If there are a finite number of elements, the median is easy to find. The values need to be arranged in a list, lowest to highest. If there is an odd number of values, the median is the one at position . For example, if there are 13 values, they can be arranged into two groups of 6, with the median in between, at position 7. With an even number of values, as there is no single number which divides all of the numbers to two halves, the median is defined as the mean of the two central elements. With 14 observations, this would be the mean of elements 7 and 8, which is their sum divided by 2.
Alternatively, the median of an even-sized list is sometimes defined as either of the two middle elements; the choice being either (a) always the smallest one, (b) always the largest one, or (c) randomly choose between the two. This alternative definition has two important advantages: it guarantees that the median is always a list element (e.g., a list of integers will never have a fractional median), and it guarantees that the median exists for any ordinal-valued data. On the other hand, when one of the choices (a) or (b) is taken, the median of a sample will be biased, which is an unwanted property of a statistical estimator.

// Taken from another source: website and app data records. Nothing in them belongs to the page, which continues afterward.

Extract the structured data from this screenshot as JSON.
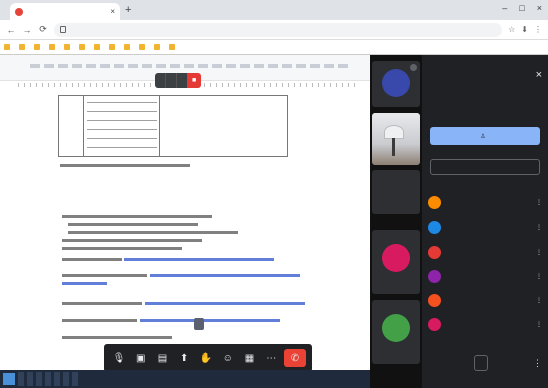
{
  "browser": {
    "tab_title": "",
    "tab_close": "×",
    "new_tab": "+",
    "window_controls": [
      "–",
      "□",
      "×"
    ],
    "nav": [
      "←",
      "→",
      "⟳"
    ],
    "url": "",
    "address_icons": [
      "☆",
      "⬇",
      "⋮"
    ]
  },
  "bookmarks": [
    "",
    "",
    "",
    "",
    "",
    "",
    "",
    "",
    "",
    "",
    "",
    ""
  ],
  "presentation": {
    "name": "",
    "time": "",
    "count": "",
    "view_share_label": ""
  },
  "controls": [
    {
      "name": "mic-icon",
      "glyph": "🎙"
    },
    {
      "name": "camera-icon",
      "glyph": "▣"
    },
    {
      "name": "captions-icon",
      "glyph": "▤"
    },
    {
      "name": "present-icon",
      "glyph": "⬆"
    },
    {
      "name": "hand-icon",
      "glyph": "✋"
    },
    {
      "name": "emoji-icon",
      "glyph": "☺"
    },
    {
      "name": "apps-icon",
      "glyph": "▦"
    },
    {
      "name": "more-icon",
      "glyph": "⋯"
    },
    {
      "name": "hangup-icon",
      "glyph": "✆"
    }
  ],
  "tiles": [
    {
      "avatar": "",
      "color": "#3949ab",
      "label": ""
    },
    {
      "avatar": "",
      "color": "",
      "label": "",
      "photo": true
    },
    {
      "avatar": "",
      "color": "#00897b",
      "label": ""
    },
    {
      "avatar": "",
      "color": "#d81b60",
      "label": ""
    },
    {
      "avatar": "",
      "color": "#43a047",
      "label": ""
    }
  ],
  "panel": {
    "title": "",
    "close": "×",
    "add_label": "",
    "link_label": "",
    "mute_all_label": "",
    "more": "⋮",
    "participants": [
      {
        "avatar": "",
        "color": "#fb8c00",
        "name": "",
        "icons": "⋮"
      },
      {
        "avatar": "",
        "color": "#1e88e5",
        "name": "",
        "icons": "⋮"
      },
      {
        "avatar": "",
        "color": "#e53935",
        "name": "",
        "icons": "⋮"
      },
      {
        "avatar": "",
        "color": "#8e24aa",
        "name": "",
        "icons": "⋮"
      },
      {
        "avatar": "",
        "color": "#f4511e",
        "name": "",
        "icons": "⋮"
      },
      {
        "avatar": "",
        "color": "#d81b60",
        "name": "",
        "icons": "⋮"
      }
    ]
  },
  "taskbar": [
    "",
    "",
    "",
    "",
    "",
    "",
    ""
  ],
  "colors": {
    "accent": "#8ab4f8",
    "stop": "#e53935",
    "hangup": "#ea4335"
  }
}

Definition (c) does not have that disadvantage, but it is more difficult to do. It also has the disadvantage that the same list of values does not have a well-defined, deterministic median.
Median and mean[change | change source]
Median and mean are different in several ways. Mean is a better measure in many cases, because many of the statistical tests can use mean and standard deviation of two observations to compare them, while the same comparison cannot be performed using the medians.
Median is more useful when the variance of the values is not important and we only need a central measure of the values. If the maximum value of a set of numbers changes while the other numbers of this set are kept the same, the mean of this set of numbers changes, but the median does not.
Another advantage of median is that it can be calculated sooner when we are studying survival data. For example, a researcher can calculate the median survival of patients with a kidney transplant, when half the patients participated in his study die. Calculate the mean survival requires continuing the study and following all the patients until their death.
Example[change | change source]
Suppose you want to know how many jelly beans most people in the room have. Let's say there are five people in the room:
- Person 1 (7 jelly beans), Person 2 (8 jelly beans), Person 3 (9 jelly beans), Person 4 (10 jelly beans), Person 5 (11 jelly beans)
- To calculate the mean you would add the total number of jelly beans (45) and divide by the number of people (5): the mean is 9 jelly beans per person.
- To calculate the median, you line up amounts of jelly beans (7, 8, 9, 10, 11), and choose the middle number: the median is also 9 jelly beans.
The results change a lot when you have a bigger range of numbers. Let's imagine a different group of five people:
- Person 1 (8 jelly beans), Person 2 (8 jelly beans), Person 3 (9 jelly beans), Person 4 (10 jelly beans), Person 5 (50 jelly beans)
- To calculate the mean you would add the total number of jelly beans (85) and divide by the number of people (5): the mean is now 17 jelly beans per person.
- To calculate the median, you line up amounts of jelly beans (8, 8, 9, 10, 50), and choose the middle number: the median is still 9 jelly beans.
In this second case, the mean gives you a poor understanding how many jelly beans most people have (10 or less). The median gives you a better idea of the number of jelly beans most people have. If you wanted to divide up the number of jelly beans equally, however, you would use the mean. The median is basically the middle number.
References[change | change source]
- Dawson, B; Trapp, R (2001). Basic & Clinical Biostatistics (4th Edition ed.). McGrawHill.